Wolf Richter, one smart housing and financial cookie, says, “Yes, when housing downturns are large enough, there can and likely will be a housing/mortgage crisis everywhere.”

Think about it this way. Rising housing markets generally have low down-payment requirements, low interest rates and low default rates. Banks and lenders are (or were in 2005 – 2007) offering mortgages right and left because housing prices only appreciate, right?

But then, interest rates start to rise and home prices start to fall and homeowners start to see that they’re paying monthly interest rates that are higher than the value of their homes and they start to default. We’ve watched this movie before…some of us watched it in real time 10 years ago and some of us just read the book The Big Short or watched the movie by the same name 5 years ago.

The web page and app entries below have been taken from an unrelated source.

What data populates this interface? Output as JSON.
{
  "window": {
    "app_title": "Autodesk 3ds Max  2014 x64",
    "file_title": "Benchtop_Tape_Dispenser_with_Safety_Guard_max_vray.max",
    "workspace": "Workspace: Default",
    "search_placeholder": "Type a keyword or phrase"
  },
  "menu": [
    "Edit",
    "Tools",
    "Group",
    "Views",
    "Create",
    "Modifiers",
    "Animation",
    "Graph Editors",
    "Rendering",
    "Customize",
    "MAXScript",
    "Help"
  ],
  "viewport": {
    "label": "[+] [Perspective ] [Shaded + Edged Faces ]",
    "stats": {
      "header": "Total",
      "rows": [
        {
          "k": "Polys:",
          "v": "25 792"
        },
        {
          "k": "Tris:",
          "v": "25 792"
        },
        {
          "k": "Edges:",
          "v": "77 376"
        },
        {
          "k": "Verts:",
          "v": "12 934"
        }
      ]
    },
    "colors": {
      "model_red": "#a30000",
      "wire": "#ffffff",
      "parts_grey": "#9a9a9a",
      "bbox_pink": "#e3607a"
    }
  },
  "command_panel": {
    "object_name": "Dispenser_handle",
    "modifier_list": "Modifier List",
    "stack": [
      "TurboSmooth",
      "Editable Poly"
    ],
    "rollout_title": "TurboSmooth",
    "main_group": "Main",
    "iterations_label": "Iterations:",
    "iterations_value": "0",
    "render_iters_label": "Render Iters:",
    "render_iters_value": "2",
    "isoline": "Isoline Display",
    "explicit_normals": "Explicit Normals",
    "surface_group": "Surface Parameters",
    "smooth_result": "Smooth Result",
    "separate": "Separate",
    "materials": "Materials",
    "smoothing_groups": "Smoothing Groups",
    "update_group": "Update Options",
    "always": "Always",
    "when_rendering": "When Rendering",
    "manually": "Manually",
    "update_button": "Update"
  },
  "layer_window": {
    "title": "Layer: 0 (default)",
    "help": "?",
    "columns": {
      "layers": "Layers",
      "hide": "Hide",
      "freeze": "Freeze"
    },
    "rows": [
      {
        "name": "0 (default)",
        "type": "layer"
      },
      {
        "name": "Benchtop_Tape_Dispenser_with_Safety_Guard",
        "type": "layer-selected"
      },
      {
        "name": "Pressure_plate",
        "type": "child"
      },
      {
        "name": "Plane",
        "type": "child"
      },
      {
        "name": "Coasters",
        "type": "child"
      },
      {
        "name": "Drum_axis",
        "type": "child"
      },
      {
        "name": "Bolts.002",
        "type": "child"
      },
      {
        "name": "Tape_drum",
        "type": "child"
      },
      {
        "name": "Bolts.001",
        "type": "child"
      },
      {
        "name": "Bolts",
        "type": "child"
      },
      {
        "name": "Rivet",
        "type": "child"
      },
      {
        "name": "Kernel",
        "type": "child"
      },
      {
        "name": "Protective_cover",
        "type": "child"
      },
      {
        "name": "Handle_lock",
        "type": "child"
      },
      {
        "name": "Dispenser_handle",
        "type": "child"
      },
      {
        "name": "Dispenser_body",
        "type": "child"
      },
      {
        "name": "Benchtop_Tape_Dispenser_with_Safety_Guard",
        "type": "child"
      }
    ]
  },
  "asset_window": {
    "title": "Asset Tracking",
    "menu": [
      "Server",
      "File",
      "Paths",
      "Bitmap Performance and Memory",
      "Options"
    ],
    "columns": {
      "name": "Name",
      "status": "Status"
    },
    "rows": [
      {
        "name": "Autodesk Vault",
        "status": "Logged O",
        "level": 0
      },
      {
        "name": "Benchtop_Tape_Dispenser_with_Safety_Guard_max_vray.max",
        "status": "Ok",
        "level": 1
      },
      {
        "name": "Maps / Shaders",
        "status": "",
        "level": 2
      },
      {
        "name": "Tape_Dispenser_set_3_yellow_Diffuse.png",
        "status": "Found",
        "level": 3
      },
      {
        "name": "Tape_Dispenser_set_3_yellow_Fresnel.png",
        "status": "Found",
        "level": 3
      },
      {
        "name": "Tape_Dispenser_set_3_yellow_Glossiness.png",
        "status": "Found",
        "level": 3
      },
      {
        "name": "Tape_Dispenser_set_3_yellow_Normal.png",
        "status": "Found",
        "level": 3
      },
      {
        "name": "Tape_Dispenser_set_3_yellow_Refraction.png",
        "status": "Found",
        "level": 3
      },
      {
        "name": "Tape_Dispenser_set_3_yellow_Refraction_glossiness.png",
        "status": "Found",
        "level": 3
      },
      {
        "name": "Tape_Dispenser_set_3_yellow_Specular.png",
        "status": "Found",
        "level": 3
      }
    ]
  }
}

What happens when homeowners default on their monthly mortgage payments varies on a state-by-state basis. Some states have recourse mortgage laws. Recourse mortgages allow banks/lenders to foreclose on the collateral in the home AND then pursue the homeowner in court for the difference between the collateral proceeds from the sale of the home and the outstanding mortgage (plus interest, fees, etc.) amount. Lenders can go after the homeowner’s other assets, garnish their wages, etc. until the homeowner pays the bank/ender everything off and settles with the bank. The only other option the borrower has in this situation would be to declare bankruptcy.

A non-recourse mortgage limits the banks/lenders from going after the homeowner for anything on top of the collateral in the house. The lender/bank just has to swallow those losses from unpaid mortgage fees, interest, etc. And the homeowner gets to move on without paying any more debt.

There are 12 non-recourse states (Alabama, Arizona, California, Iowa, Minnesota, Montana, North Carolina, North Dakota, Oregon, Washington, Wisconsin and Nevada. There are 38 states and the District of Columbia that follow recourse laws.

Despite the intention of mortgage laws, nothing about these non-recourse and recourse mortgage laws have done anything to deter homeowners from defaulting on their mortgages and doing damages to mortgage insurers, banks and lenders.

Wolf Richter writes that “mortgage crises happen because the people on the margin – the 10% most vulnerable people – along with people and investors who’ve simply gotten in over their heads during periods of irrational exuberance throw in the towel regardless of any theoretical rights that banks have in chasing after them.”

Such a mortgage crisis happened in Spain in late 2007. Such a crisis could easily happen in Australia and Canada where prices are at all time highs, interest rates are climbing and defaults are beginning to increase. No country is immune from housing busts and mortgage crises.

And because memories are short, no country is immune from (recurring) housing busts and mortgage crises, it’s important to acknowledge that size matters. that, as Richter writes, “when the US catches a cold the world catches pneumonia.”